About this task
Every entry is to be reproduced word for word, but the images are not.

Start of Material provided

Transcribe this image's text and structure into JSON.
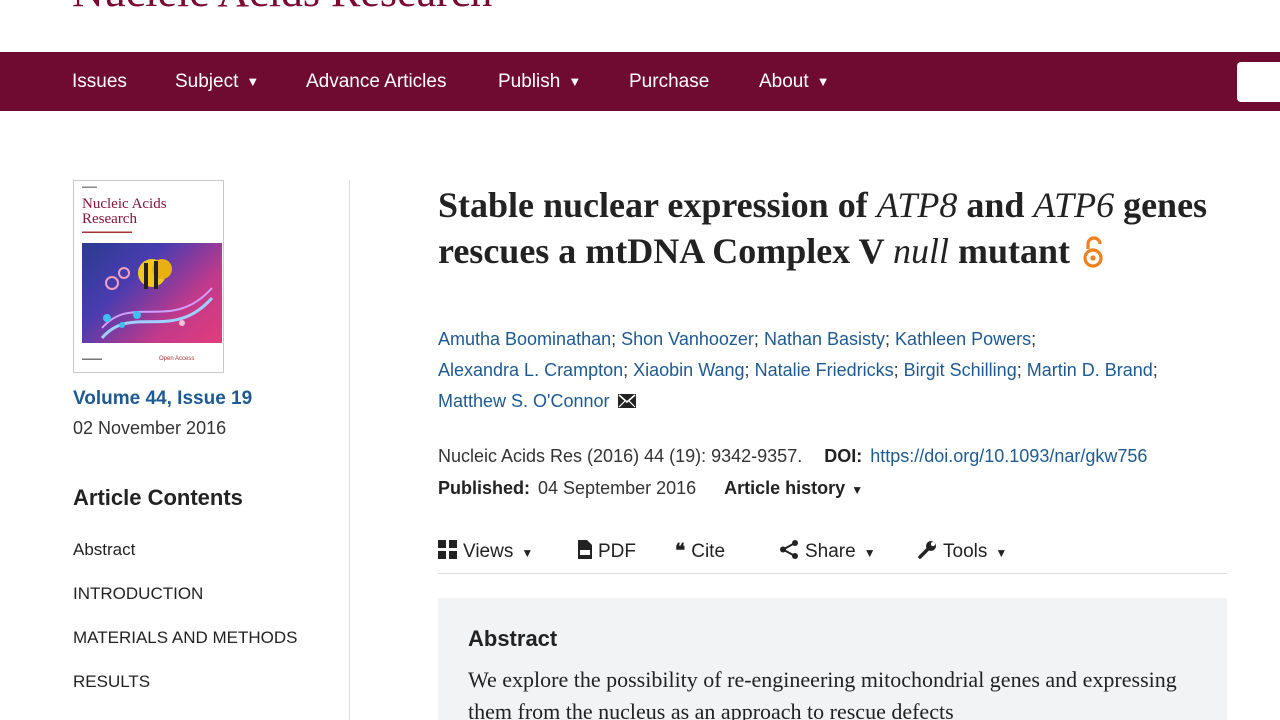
{
  "site": {
    "name": "Nucleic Acids Research"
  },
  "nav": {
    "items": [
      {
        "label": "Issues",
        "dropdown": false
      },
      {
        "label": "Subject",
        "dropdown": true
      },
      {
        "label": "Advance Articles",
        "dropdown": false
      },
      {
        "label": "Publish",
        "dropdown": true
      },
      {
        "label": "Purchase",
        "dropdown": false
      },
      {
        "label": "About",
        "dropdown": true
      }
    ],
    "caret": "▼"
  },
  "cover": {
    "journal_title": "Nucleic Acids Research",
    "open_access_label": "Open Access"
  },
  "issue": {
    "volume_link": "Volume 44, Issue 19",
    "date": "02 November 2016"
  },
  "contents": {
    "heading": "Article Contents",
    "items": [
      "Abstract",
      "INTRODUCTION",
      "MATERIALS AND METHODS",
      "RESULTS"
    ]
  },
  "article": {
    "title_parts": {
      "p1": "Stable nuclear expression of ",
      "p2": "ATP8",
      "p3": " and ",
      "p4": "ATP6",
      "p5": " genes rescues a mtDNA Complex V ",
      "p6": "null",
      "p7": " mutant"
    },
    "authors": [
      "Amutha Boominathan",
      "Shon Vanhoozer",
      "Nathan Basisty",
      "Kathleen Powers",
      "Alexandra L. Crampton",
      "Xiaobin Wang",
      "Natalie Friedricks",
      "Birgit Schilling",
      "Martin D. Brand",
      "Matthew S. O'Connor"
    ],
    "author_separator": ";",
    "citation": "Nucleic Acids Res (2016) 44 (19): 9342-9357.",
    "doi_label": "DOI:",
    "doi_url": "https://doi.org/10.1093/nar/gkw756",
    "published_label": "Published:",
    "published_date": "04 September 2016",
    "history_label": "Article history",
    "history_caret": "▼"
  },
  "toolbar": {
    "views": "Views",
    "pdf": "PDF",
    "cite": "Cite",
    "share": "Share",
    "tools": "Tools",
    "caret": "▼"
  },
  "abstract": {
    "heading": "Abstract",
    "text": "We explore the possibility of re-engineering mitochondrial genes and expressing them from the nucleus as an approach to rescue defects"
  },
  "colors": {
    "brand": "#6f0b31",
    "link": "#1d5a94",
    "open_access": "#f07f1e",
    "abstract_bg": "#f2f3f5"
  }
}
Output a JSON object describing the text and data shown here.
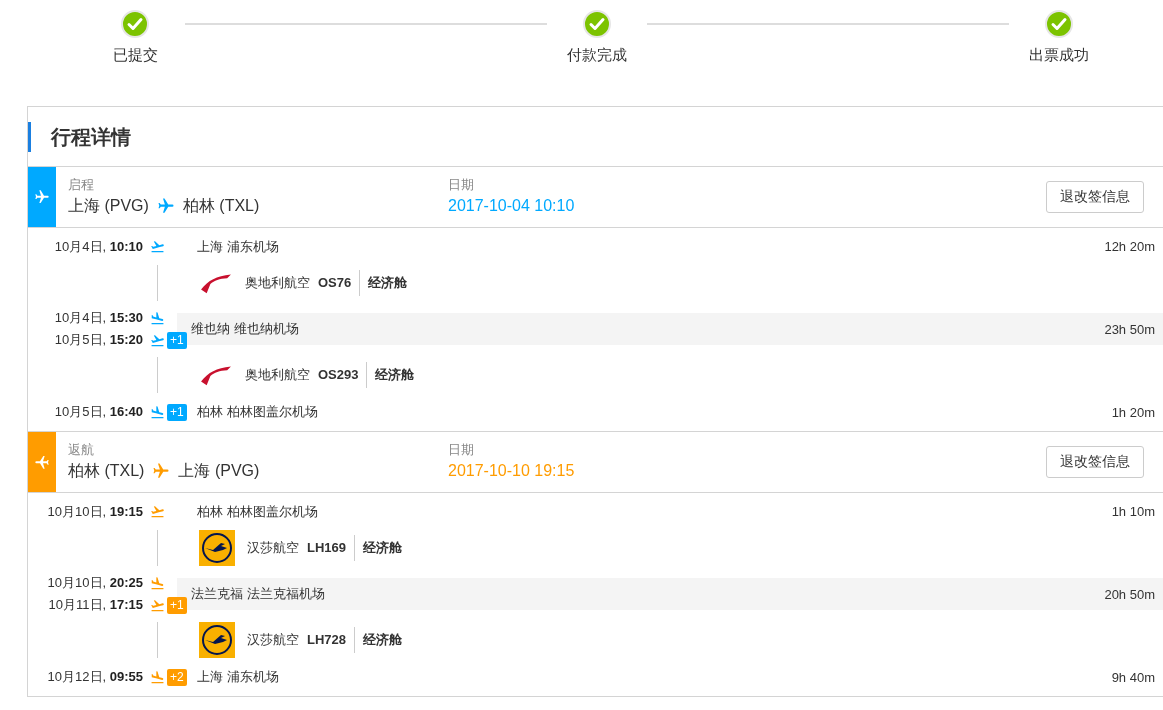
{
  "steps": [
    {
      "label": "已提交",
      "completed": true
    },
    {
      "label": "付款完成",
      "completed": true
    },
    {
      "label": "出票成功",
      "completed": true
    }
  ],
  "card": {
    "title": "行程详情",
    "legs": [
      {
        "kind": "outbound",
        "color": "#00a9ff",
        "label": "启程",
        "from": "上海 (PVG)",
        "to": "柏林 (TXL)",
        "date_label": "日期",
        "date": "2017-10-04 10:10",
        "button": "退改签信息",
        "rows": [
          {
            "kind": "depart",
            "when": "10月4日, **10:10**",
            "airport": "上海 浦东机场",
            "duration": "12h 20m"
          },
          {
            "kind": "flight",
            "logo": {
              "kind": "swoosh"
            },
            "airline": "奥地利航空",
            "flight_no": "OS76",
            "cabin": "经济舱"
          },
          {
            "kind": "transfer",
            "arrive_when": "10月4日, **15:30**",
            "depart_when": "10月5日, **15:20**",
            "depart_badge": "+1",
            "airport": "维也纳 维也纳机场",
            "duration": "23h 50m"
          },
          {
            "kind": "flight",
            "logo": {
              "kind": "swoosh"
            },
            "airline": "奥地利航空",
            "flight_no": "OS293",
            "cabin": "经济舱"
          },
          {
            "kind": "arrive",
            "when": "10月5日, **16:40**",
            "badge": "+1",
            "airport": "柏林 柏林图盖尔机场",
            "duration": "1h 20m"
          }
        ]
      },
      {
        "kind": "return",
        "color": "#ff9c00",
        "label": "返航",
        "from": "柏林 (TXL)",
        "to": "上海 (PVG)",
        "date_label": "日期",
        "date": "2017-10-10 19:15",
        "button": "退改签信息",
        "rows": [
          {
            "kind": "depart",
            "when": "10月10日, **19:15**",
            "airport": "柏林 柏林图盖尔机场",
            "duration": "1h 10m"
          },
          {
            "kind": "flight",
            "logo": {
              "kind": "crane"
            },
            "airline": "汉莎航空",
            "flight_no": "LH169",
            "cabin": "经济舱"
          },
          {
            "kind": "transfer",
            "arrive_when": "10月10日, **20:25**",
            "depart_when": "10月11日, **17:15**",
            "depart_badge": "+1",
            "airport": "法兰克福 法兰克福机场",
            "duration": "20h 50m"
          },
          {
            "kind": "flight",
            "logo": {
              "kind": "crane"
            },
            "airline": "汉莎航空",
            "flight_no": "LH728",
            "cabin": "经济舱"
          },
          {
            "kind": "arrive",
            "when": "10月12日, **09:55**",
            "badge": "+2",
            "airport": "上海 浦东机场",
            "duration": "9h 40m"
          }
        ]
      }
    ]
  }
}
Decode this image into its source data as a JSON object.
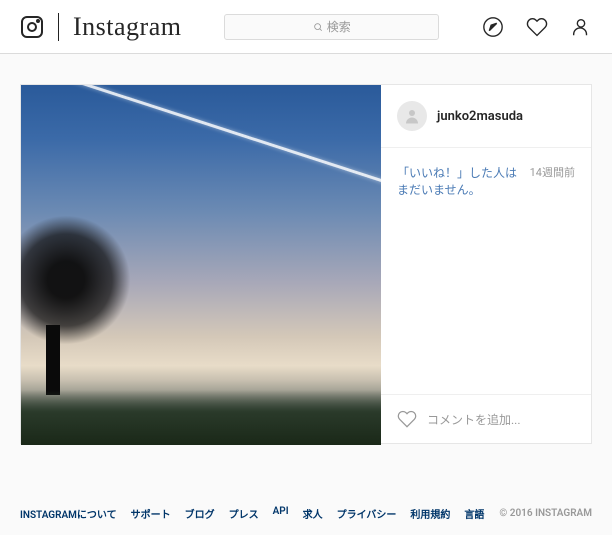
{
  "header": {
    "wordmark": "Instagram",
    "search_placeholder": "検索"
  },
  "post": {
    "username": "junko2masuda",
    "likes_text": "「いいね！」した人はまだいません。",
    "time": "14週間前",
    "comment_placeholder": "コメントを追加..."
  },
  "footer": {
    "links": {
      "about": "INSTAGRAMについて",
      "support": "サポート",
      "blog": "ブログ",
      "press": "プレス",
      "api": "API",
      "jobs": "求人",
      "privacy": "プライバシー",
      "terms": "利用規約",
      "language": "言語"
    },
    "copyright": "© 2016 INSTAGRAM"
  }
}
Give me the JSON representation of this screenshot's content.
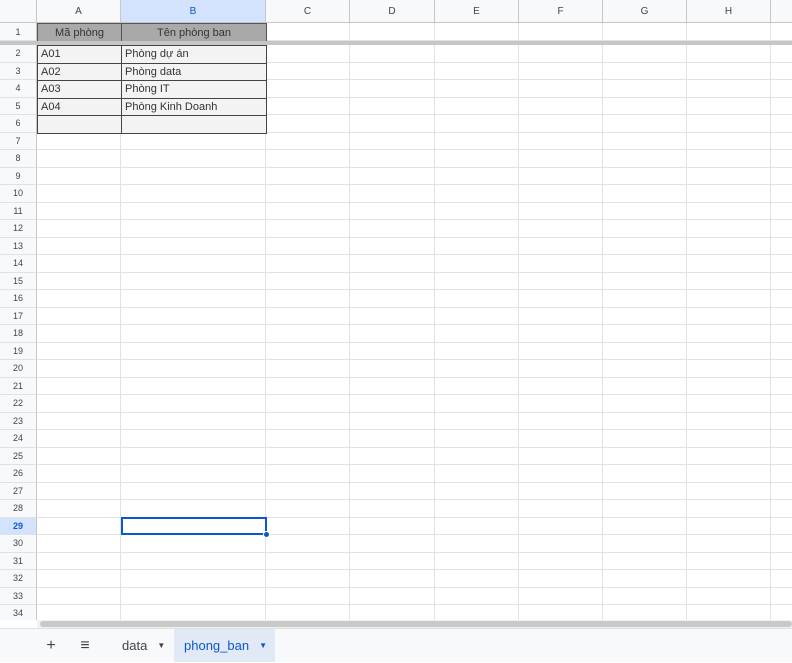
{
  "columns": [
    "A",
    "B",
    "C",
    "D",
    "E",
    "F",
    "G",
    "H",
    ""
  ],
  "selected_column": "B",
  "selected_row": 29,
  "row_count": 34,
  "header_row": [
    "Mã phòng",
    "Tên phòng ban"
  ],
  "rows": [
    [
      "A01",
      "Phòng dự án"
    ],
    [
      "A02",
      "Phòng data"
    ],
    [
      "A03",
      "Phòng IT"
    ],
    [
      "A04",
      "Phòng Kinh Doanh"
    ],
    [
      "",
      ""
    ]
  ],
  "sheet_tabs": {
    "add_label": "+",
    "menu_label": "≡",
    "tabs": [
      {
        "label": "data",
        "active": false
      },
      {
        "label": "phong_ban",
        "active": true
      }
    ]
  },
  "colors": {
    "accent": "#0b57d0",
    "header_fill": "#a9a9a9"
  }
}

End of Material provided

Answer to the exercise
Transcribe this image's text and structure into JSON.
{
  "site": {
    "name": "Nucleic Acids Research"
  },
  "nav": {
    "items": [
      {
        "label": "Issues",
        "dropdown": false
      },
      {
        "label": "Subject",
        "dropdown": true
      },
      {
        "label": "Advance Articles",
        "dropdown": false
      },
      {
        "label": "Publish",
        "dropdown": true
      },
      {
        "label": "Purchase",
        "dropdown": false
      },
      {
        "label": "About",
        "dropdown": true
      }
    ],
    "caret": "▼"
  },
  "cover": {
    "journal_title": "Nucleic Acids Research",
    "open_access_label": "Open Access"
  },
  "issue": {
    "volume_link": "Volume 44, Issue 19",
    "date": "02 November 2016"
  },
  "contents": {
    "heading": "Article Contents",
    "items": [
      "Abstract",
      "INTRODUCTION",
      "MATERIALS AND METHODS",
      "RESULTS"
    ]
  },
  "article": {
    "title_parts": {
      "p1": "Stable nuclear expression of ",
      "p2": "ATP8",
      "p3": " and ",
      "p4": "ATP6",
      "p5": " genes rescues a mtDNA Complex V ",
      "p6": "null",
      "p7": " mutant"
    },
    "authors": [
      "Amutha Boominathan",
      "Shon Vanhoozer",
      "Nathan Basisty",
      "Kathleen Powers",
      "Alexandra L. Crampton",
      "Xiaobin Wang",
      "Natalie Friedricks",
      "Birgit Schilling",
      "Martin D. Brand",
      "Matthew S. O'Connor"
    ],
    "author_separator": ";",
    "citation": "Nucleic Acids Res (2016) 44 (19): 9342-9357.",
    "doi_label": "DOI:",
    "doi_url": "https://doi.org/10.1093/nar/gkw756",
    "published_label": "Published:",
    "published_date": "04 September 2016",
    "history_label": "Article history",
    "history_caret": "▼"
  },
  "toolbar": {
    "views": "Views",
    "pdf": "PDF",
    "cite": "Cite",
    "share": "Share",
    "tools": "Tools",
    "caret": "▼"
  },
  "abstract": {
    "heading": "Abstract",
    "text": "We explore the possibility of re-engineering mitochondrial genes and expressing them from the nucleus as an approach to rescue defects"
  },
  "colors": {
    "brand": "#6f0b31",
    "link": "#1d5a94",
    "open_access": "#f07f1e",
    "abstract_bg": "#f2f3f5"
  }
}
Output a JSON object describing the text and data shown here.
{
  "steps": [
    {
      "label": "已提交",
      "completed": true
    },
    {
      "label": "付款完成",
      "completed": true
    },
    {
      "label": "出票成功",
      "completed": true
    }
  ],
  "card": {
    "title": "行程详情",
    "legs": [
      {
        "kind": "outbound",
        "color": "#00a9ff",
        "label": "启程",
        "from": "上海 (PVG)",
        "to": "柏林 (TXL)",
        "date_label": "日期",
        "date": "2017-10-04 10:10",
        "button": "退改签信息",
        "rows": [
          {
            "kind": "depart",
            "when": "10月4日, **10:10**",
            "airport": "上海 浦东机场",
            "duration": "12h 20m"
          },
          {
            "kind": "flight",
            "logo": {
              "kind": "swoosh"
            },
            "airline": "奥地利航空",
            "flight_no": "OS76",
            "cabin": "经济舱"
          },
          {
            "kind": "transfer",
            "arrive_when": "10月4日, **15:30**",
            "depart_when": "10月5日, **15:20**",
            "depart_badge": "+1",
            "airport": "维也纳 维也纳机场",
            "duration": "23h 50m"
          },
          {
            "kind": "flight",
            "logo": {
              "kind": "swoosh"
            },
            "airline": "奥地利航空",
            "flight_no": "OS293",
            "cabin": "经济舱"
          },
          {
            "kind": "arrive",
            "when": "10月5日, **16:40**",
            "badge": "+1",
            "airport": "柏林 柏林图盖尔机场",
            "duration": "1h 20m"
          }
        ]
      },
      {
        "kind": "return",
        "color": "#ff9c00",
        "label": "返航",
        "from": "柏林 (TXL)",
        "to": "上海 (PVG)",
        "date_label": "日期",
        "date": "2017-10-10 19:15",
        "button": "退改签信息",
        "rows": [
          {
            "kind": "depart",
            "when": "10月10日, **19:15**",
            "airport": "柏林 柏林图盖尔机场",
            "duration": "1h 10m"
          },
          {
            "kind": "flight",
            "logo": {
              "kind": "crane"
            },
            "airline": "汉莎航空",
            "flight_no": "LH169",
            "cabin": "经济舱"
          },
          {
            "kind": "transfer",
            "arrive_when": "10月10日, **20:25**",
            "depart_when": "10月11日, **17:15**",
            "depart_badge": "+1",
            "airport": "法兰克福 法兰克福机场",
            "duration": "20h 50m"
          },
          {
            "kind": "flight",
            "logo": {
              "kind": "crane"
            },
            "airline": "汉莎航空",
            "flight_no": "LH728",
            "cabin": "经济舱"
          },
          {
            "kind": "arrive",
            "when": "10月12日, **09:55**",
            "badge": "+2",
            "airport": "上海 浦东机场",
            "duration": "9h 40m"
          }
        ]
      }
    ]
  }
}
Decode this image into its source data as a JSON object.
{
  "header": {
    "wordmark": "Instagram",
    "search_placeholder": "検索"
  },
  "post": {
    "username": "junko2masuda",
    "likes_text": "「いいね！」した人はまだいません。",
    "time": "14週間前",
    "comment_placeholder": "コメントを追加..."
  },
  "footer": {
    "links": {
      "about": "INSTAGRAMについて",
      "support": "サポート",
      "blog": "ブログ",
      "press": "プレス",
      "api": "API",
      "jobs": "求人",
      "privacy": "プライバシー",
      "terms": "利用規約",
      "language": "言語"
    },
    "copyright": "© 2016 INSTAGRAM"
  }
}
Give me the JSON representation of this screenshot's content.
{
  "columns": [
    "A",
    "B",
    "C",
    "D",
    "E",
    "F",
    "G",
    "H",
    ""
  ],
  "selected_column": "B",
  "selected_row": 29,
  "row_count": 34,
  "header_row": [
    "Mã phòng",
    "Tên phòng ban"
  ],
  "rows": [
    [
      "A01",
      "Phòng dự án"
    ],
    [
      "A02",
      "Phòng data"
    ],
    [
      "A03",
      "Phòng IT"
    ],
    [
      "A04",
      "Phòng Kinh Doanh"
    ],
    [
      "",
      ""
    ]
  ],
  "sheet_tabs": {
    "add_label": "+",
    "menu_label": "≡",
    "tabs": [
      {
        "label": "data",
        "active": false
      },
      {
        "label": "phong_ban",
        "active": true
      }
    ]
  },
  "colors": {
    "accent": "#0b57d0",
    "header_fill": "#a9a9a9"
  }
}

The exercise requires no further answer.